▶ _STUDY MATERIAL_:
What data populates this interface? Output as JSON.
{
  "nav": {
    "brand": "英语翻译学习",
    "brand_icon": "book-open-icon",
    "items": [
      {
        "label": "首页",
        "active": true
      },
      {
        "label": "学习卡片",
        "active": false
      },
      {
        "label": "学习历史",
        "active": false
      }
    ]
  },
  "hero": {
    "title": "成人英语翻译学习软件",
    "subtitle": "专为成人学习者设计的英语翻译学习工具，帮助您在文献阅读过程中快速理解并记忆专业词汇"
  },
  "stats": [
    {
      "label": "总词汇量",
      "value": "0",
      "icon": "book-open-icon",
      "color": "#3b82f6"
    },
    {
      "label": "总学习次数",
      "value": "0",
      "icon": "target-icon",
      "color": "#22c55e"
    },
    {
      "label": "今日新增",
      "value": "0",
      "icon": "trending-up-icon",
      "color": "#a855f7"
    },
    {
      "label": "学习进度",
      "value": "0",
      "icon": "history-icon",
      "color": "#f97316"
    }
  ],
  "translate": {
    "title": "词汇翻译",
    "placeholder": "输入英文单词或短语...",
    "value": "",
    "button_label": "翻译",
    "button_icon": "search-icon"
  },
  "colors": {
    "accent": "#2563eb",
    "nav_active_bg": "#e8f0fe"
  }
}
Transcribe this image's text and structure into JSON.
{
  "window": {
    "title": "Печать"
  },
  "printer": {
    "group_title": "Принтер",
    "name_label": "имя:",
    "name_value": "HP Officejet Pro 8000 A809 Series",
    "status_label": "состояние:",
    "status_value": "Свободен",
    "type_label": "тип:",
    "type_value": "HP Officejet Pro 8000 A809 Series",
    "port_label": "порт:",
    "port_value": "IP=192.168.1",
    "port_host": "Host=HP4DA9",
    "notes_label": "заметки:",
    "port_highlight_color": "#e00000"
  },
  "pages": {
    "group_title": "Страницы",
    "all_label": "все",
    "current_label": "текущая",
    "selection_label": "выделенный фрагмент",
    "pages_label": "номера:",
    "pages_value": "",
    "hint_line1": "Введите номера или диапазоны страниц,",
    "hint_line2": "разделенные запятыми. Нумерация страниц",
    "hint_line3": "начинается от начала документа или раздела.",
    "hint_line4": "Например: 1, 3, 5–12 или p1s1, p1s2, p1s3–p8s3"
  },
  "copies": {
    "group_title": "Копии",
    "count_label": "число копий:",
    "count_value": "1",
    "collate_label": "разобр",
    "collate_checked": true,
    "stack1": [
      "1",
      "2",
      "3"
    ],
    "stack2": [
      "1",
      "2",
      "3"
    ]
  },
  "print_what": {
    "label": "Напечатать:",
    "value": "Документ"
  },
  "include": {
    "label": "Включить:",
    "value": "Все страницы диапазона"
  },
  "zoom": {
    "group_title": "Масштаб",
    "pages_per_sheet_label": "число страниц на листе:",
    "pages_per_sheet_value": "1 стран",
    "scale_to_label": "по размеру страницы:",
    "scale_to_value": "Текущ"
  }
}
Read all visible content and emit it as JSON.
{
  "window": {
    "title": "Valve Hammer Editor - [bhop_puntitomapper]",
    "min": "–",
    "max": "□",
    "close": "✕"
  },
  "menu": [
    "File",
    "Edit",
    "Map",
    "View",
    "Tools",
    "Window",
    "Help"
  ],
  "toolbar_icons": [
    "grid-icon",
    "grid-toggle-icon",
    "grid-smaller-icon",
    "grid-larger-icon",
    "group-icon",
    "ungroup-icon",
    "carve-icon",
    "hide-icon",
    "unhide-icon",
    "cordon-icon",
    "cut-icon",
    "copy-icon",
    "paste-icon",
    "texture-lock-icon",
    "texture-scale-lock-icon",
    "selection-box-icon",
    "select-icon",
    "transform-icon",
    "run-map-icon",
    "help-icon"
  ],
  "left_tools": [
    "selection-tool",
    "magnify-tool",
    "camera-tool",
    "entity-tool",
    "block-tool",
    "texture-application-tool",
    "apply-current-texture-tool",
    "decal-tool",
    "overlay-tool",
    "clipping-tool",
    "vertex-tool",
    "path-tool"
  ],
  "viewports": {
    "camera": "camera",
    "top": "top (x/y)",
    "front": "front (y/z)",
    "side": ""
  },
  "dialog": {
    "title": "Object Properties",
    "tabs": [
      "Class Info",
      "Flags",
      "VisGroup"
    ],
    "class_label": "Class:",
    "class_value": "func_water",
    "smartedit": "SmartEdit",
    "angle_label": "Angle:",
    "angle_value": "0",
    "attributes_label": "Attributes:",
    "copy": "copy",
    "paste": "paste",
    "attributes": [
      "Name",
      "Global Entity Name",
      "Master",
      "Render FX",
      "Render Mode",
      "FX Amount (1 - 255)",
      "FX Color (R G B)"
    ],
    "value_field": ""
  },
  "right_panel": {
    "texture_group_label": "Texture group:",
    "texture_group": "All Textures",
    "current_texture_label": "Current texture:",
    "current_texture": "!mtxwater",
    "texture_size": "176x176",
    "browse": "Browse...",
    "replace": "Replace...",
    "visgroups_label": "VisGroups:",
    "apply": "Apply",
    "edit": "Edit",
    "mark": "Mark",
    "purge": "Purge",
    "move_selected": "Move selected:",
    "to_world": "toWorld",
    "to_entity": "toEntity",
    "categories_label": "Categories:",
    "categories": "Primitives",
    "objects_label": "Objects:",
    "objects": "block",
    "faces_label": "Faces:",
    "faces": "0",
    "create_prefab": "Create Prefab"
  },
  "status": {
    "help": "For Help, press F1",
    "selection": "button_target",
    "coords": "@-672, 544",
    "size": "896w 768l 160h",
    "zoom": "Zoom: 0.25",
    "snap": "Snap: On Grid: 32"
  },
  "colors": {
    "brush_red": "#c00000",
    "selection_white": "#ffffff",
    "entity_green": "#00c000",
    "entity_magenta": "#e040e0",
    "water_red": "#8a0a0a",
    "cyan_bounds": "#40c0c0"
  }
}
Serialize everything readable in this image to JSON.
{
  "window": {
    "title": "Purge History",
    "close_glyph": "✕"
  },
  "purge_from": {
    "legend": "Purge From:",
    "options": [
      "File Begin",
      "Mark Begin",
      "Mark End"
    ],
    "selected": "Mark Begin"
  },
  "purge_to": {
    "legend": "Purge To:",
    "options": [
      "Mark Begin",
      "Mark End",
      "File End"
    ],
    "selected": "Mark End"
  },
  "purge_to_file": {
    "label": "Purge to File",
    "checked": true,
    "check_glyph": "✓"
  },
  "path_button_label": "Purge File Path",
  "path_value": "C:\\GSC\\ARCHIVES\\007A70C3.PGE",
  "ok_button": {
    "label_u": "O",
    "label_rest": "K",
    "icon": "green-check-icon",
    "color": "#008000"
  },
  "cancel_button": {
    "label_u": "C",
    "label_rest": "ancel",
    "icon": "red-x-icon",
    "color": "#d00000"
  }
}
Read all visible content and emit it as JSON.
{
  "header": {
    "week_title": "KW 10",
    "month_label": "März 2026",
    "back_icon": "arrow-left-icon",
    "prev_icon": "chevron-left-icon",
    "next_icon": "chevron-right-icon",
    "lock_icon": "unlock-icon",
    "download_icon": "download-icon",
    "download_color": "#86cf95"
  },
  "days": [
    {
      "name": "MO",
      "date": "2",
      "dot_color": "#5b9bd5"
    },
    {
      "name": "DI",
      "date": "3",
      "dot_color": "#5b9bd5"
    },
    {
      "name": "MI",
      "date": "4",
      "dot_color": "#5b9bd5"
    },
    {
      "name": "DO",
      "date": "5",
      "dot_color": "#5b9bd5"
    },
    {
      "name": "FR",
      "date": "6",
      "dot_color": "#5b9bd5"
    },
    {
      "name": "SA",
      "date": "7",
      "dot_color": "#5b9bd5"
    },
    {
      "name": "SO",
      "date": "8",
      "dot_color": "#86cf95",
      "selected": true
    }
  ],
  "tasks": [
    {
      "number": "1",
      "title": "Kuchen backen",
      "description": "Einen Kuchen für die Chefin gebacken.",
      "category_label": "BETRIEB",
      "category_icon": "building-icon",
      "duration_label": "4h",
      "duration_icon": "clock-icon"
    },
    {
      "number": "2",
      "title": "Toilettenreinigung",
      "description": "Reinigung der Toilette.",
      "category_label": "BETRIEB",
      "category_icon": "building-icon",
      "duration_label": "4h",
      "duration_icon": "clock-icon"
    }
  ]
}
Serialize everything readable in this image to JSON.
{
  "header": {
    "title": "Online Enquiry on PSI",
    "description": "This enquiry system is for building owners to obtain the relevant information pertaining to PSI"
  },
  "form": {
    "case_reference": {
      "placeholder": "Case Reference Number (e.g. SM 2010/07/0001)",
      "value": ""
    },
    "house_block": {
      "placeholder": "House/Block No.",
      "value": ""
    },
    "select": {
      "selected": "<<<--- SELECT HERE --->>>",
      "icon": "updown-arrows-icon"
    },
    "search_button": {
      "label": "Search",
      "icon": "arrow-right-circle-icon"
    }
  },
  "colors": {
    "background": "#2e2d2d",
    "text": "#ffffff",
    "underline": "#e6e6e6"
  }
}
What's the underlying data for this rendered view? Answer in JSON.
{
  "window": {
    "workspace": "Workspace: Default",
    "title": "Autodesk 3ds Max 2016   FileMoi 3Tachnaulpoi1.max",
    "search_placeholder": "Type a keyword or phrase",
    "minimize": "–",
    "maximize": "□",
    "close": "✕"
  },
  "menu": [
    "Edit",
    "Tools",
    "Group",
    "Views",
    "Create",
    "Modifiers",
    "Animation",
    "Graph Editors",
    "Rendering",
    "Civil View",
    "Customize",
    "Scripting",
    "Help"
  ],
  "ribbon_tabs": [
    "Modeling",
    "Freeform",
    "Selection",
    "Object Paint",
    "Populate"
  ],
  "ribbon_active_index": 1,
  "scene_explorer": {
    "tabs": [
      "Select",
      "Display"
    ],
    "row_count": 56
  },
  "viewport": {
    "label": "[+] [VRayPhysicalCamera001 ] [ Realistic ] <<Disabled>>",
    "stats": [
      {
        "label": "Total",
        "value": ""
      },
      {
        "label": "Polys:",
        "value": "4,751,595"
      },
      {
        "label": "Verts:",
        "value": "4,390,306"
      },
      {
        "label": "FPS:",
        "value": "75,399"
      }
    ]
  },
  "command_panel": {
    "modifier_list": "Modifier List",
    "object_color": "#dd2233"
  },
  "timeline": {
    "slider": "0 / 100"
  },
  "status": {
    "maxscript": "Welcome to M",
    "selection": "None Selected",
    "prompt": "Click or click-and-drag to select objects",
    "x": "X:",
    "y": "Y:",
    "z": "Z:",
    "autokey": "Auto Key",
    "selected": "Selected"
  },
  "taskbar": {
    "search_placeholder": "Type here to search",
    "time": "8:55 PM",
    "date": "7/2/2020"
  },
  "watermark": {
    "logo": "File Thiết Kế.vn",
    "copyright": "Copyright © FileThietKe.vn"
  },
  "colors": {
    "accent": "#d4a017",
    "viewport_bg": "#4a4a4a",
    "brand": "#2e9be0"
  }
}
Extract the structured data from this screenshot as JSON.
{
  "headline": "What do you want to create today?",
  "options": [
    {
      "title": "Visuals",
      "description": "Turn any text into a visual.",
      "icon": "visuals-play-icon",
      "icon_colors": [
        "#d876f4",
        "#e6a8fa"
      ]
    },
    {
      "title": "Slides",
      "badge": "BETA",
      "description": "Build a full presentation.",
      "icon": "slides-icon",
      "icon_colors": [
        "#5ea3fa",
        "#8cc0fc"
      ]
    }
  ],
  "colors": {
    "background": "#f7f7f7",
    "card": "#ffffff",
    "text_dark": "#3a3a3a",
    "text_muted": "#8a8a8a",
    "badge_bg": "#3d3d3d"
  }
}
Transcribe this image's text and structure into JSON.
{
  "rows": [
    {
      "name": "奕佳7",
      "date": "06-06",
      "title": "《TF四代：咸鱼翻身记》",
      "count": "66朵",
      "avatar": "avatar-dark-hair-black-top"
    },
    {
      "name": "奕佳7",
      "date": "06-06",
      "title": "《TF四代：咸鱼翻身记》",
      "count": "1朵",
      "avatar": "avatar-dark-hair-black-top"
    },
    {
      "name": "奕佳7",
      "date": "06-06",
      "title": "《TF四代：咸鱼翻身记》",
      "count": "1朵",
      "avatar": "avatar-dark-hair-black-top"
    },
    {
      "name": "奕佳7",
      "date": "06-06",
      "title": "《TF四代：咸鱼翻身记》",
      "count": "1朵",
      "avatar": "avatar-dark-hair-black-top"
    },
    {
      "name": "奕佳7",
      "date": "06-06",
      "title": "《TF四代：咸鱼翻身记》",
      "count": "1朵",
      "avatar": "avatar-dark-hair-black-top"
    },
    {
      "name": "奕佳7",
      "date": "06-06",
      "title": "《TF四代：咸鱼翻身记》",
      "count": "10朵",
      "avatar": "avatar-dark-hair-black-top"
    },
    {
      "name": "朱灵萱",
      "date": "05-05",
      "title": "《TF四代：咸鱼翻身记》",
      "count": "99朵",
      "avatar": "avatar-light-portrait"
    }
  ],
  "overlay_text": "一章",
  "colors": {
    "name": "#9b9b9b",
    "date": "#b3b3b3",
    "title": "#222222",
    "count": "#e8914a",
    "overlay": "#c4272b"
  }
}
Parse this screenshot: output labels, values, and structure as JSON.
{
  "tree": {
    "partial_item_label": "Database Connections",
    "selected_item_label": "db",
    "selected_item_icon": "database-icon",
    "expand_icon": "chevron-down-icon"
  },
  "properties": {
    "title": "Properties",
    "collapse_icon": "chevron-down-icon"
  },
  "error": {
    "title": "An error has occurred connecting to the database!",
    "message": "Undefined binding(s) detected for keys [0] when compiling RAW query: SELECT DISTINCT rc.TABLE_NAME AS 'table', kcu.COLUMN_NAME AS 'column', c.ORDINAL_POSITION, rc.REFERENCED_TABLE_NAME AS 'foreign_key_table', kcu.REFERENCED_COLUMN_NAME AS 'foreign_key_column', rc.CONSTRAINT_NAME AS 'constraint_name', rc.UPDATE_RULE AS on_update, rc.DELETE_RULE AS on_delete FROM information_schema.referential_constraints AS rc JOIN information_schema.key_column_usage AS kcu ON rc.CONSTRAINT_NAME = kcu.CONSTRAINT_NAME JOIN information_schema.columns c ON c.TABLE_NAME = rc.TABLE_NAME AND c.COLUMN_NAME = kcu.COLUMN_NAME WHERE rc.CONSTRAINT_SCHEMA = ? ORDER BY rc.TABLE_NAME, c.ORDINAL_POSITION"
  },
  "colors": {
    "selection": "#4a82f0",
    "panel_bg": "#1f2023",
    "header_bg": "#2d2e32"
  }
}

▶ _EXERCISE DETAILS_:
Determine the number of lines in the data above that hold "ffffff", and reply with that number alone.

▶ _WRITTEN SOLUTION_:
3